Component data from apps and pages:
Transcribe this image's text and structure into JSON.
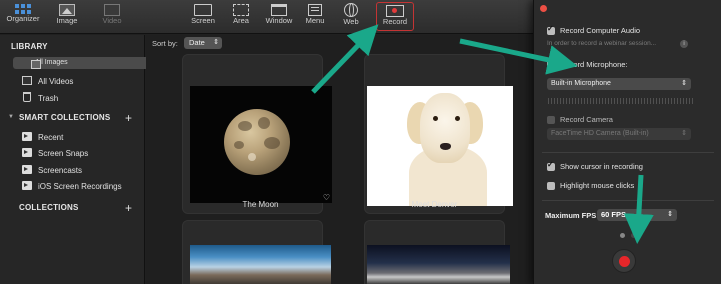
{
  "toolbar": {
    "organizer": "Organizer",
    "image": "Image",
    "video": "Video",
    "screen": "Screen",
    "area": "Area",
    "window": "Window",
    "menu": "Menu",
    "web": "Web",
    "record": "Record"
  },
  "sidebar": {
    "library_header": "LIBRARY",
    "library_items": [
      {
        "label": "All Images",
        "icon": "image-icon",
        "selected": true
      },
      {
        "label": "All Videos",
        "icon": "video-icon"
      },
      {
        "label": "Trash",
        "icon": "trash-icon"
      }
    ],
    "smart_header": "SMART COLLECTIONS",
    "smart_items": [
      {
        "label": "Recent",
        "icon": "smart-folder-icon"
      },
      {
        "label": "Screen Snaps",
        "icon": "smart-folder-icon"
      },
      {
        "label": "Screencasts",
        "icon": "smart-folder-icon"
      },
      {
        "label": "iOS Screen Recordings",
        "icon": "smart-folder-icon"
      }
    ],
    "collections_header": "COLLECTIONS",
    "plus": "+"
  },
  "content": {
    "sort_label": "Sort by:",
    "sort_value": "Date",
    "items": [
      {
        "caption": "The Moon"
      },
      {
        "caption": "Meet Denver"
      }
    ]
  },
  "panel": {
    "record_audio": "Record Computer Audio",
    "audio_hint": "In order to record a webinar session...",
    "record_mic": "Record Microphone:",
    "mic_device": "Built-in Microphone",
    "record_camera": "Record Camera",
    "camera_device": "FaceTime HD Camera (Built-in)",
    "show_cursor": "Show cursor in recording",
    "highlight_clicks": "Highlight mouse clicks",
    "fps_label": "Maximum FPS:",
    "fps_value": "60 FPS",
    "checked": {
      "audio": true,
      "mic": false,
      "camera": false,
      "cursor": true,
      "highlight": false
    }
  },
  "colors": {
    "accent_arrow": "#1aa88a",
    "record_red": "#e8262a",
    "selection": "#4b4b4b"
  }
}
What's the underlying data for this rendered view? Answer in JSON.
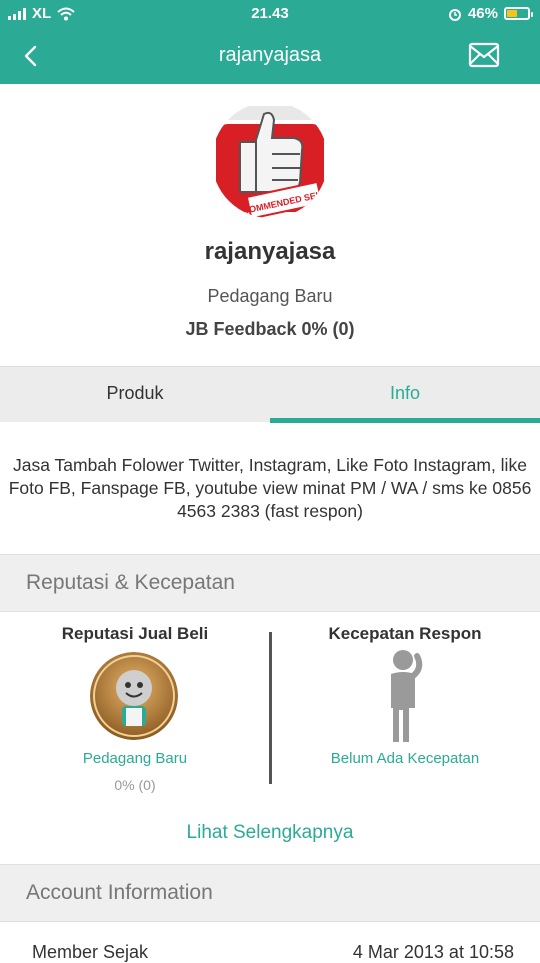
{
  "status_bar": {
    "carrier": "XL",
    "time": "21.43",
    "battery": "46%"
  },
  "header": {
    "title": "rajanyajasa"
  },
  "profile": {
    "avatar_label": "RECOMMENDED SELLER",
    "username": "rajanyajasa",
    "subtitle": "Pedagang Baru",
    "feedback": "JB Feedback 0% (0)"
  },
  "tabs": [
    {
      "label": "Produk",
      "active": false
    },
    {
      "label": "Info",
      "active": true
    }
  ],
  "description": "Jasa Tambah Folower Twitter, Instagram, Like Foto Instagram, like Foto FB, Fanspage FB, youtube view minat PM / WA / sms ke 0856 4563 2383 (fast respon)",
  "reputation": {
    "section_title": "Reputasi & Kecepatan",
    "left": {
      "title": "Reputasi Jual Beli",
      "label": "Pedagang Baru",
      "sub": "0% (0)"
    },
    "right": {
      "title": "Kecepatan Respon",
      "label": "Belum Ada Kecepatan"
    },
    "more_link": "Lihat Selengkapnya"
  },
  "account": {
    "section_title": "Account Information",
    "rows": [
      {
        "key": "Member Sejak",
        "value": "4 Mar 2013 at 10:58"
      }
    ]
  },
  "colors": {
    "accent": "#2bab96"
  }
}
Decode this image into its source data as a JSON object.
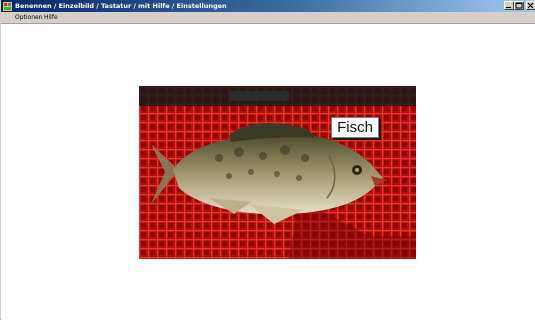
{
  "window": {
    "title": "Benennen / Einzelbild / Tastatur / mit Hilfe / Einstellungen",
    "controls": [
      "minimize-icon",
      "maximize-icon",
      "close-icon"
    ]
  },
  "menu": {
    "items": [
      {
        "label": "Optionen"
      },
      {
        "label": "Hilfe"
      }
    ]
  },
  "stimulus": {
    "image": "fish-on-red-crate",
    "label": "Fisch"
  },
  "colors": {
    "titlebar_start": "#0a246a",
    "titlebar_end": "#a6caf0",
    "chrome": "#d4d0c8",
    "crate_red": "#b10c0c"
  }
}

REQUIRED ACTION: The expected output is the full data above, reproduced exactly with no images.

OUTPUT FOR THIS EXERCISE:
Transcribe this image's text and structure into JSON.
{
  "toolbar": {
    "organizer": "Organizer",
    "image": "Image",
    "video": "Video",
    "screen": "Screen",
    "area": "Area",
    "window": "Window",
    "menu": "Menu",
    "web": "Web",
    "record": "Record"
  },
  "sidebar": {
    "library_header": "LIBRARY",
    "library_items": [
      {
        "label": "All Images",
        "icon": "image-icon",
        "selected": true
      },
      {
        "label": "All Videos",
        "icon": "video-icon"
      },
      {
        "label": "Trash",
        "icon": "trash-icon"
      }
    ],
    "smart_header": "SMART COLLECTIONS",
    "smart_items": [
      {
        "label": "Recent",
        "icon": "smart-folder-icon"
      },
      {
        "label": "Screen Snaps",
        "icon": "smart-folder-icon"
      },
      {
        "label": "Screencasts",
        "icon": "smart-folder-icon"
      },
      {
        "label": "iOS Screen Recordings",
        "icon": "smart-folder-icon"
      }
    ],
    "collections_header": "COLLECTIONS",
    "plus": "+"
  },
  "content": {
    "sort_label": "Sort by:",
    "sort_value": "Date",
    "items": [
      {
        "caption": "The Moon"
      },
      {
        "caption": "Meet Denver"
      }
    ]
  },
  "panel": {
    "record_audio": "Record Computer Audio",
    "audio_hint": "In order to record a webinar session...",
    "record_mic": "Record Microphone:",
    "mic_device": "Built-in Microphone",
    "record_camera": "Record Camera",
    "camera_device": "FaceTime HD Camera (Built-in)",
    "show_cursor": "Show cursor in recording",
    "highlight_clicks": "Highlight mouse clicks",
    "fps_label": "Maximum FPS:",
    "fps_value": "60 FPS",
    "checked": {
      "audio": true,
      "mic": false,
      "camera": false,
      "cursor": true,
      "highlight": false
    }
  },
  "colors": {
    "accent_arrow": "#1aa88a",
    "record_red": "#e8262a",
    "selection": "#4b4b4b"
  }
}
What's the underlying data for this rendered view? Answer in JSON.
{
  "status_bar": {
    "carrier": "XL",
    "time": "21.43",
    "battery": "46%"
  },
  "header": {
    "title": "rajanyajasa"
  },
  "profile": {
    "avatar_label": "RECOMMENDED SELLER",
    "username": "rajanyajasa",
    "subtitle": "Pedagang Baru",
    "feedback": "JB Feedback 0% (0)"
  },
  "tabs": [
    {
      "label": "Produk",
      "active": false
    },
    {
      "label": "Info",
      "active": true
    }
  ],
  "description": "Jasa Tambah Folower Twitter, Instagram, Like Foto Instagram, like Foto FB, Fanspage FB, youtube view minat PM / WA / sms ke 0856 4563 2383 (fast respon)",
  "reputation": {
    "section_title": "Reputasi & Kecepatan",
    "left": {
      "title": "Reputasi Jual Beli",
      "label": "Pedagang Baru",
      "sub": "0% (0)"
    },
    "right": {
      "title": "Kecepatan Respon",
      "label": "Belum Ada Kecepatan"
    },
    "more_link": "Lihat Selengkapnya"
  },
  "account": {
    "section_title": "Account Information",
    "rows": [
      {
        "key": "Member Sejak",
        "value": "4 Mar 2013 at 10:58"
      }
    ]
  },
  "colors": {
    "accent": "#2bab96"
  }
}
Decode this image into its source data as a JSON object.
{
  "window": {
    "title": "Benennen / Einzelbild / Tastatur / mit Hilfe / Einstellungen",
    "controls": [
      "minimize-icon",
      "maximize-icon",
      "close-icon"
    ]
  },
  "menu": {
    "items": [
      {
        "label": "Optionen"
      },
      {
        "label": "Hilfe"
      }
    ]
  },
  "stimulus": {
    "image": "fish-on-red-crate",
    "label": "Fisch"
  },
  "colors": {
    "titlebar_start": "#0a246a",
    "titlebar_end": "#a6caf0",
    "chrome": "#d4d0c8",
    "crate_red": "#b10c0c"
  }
}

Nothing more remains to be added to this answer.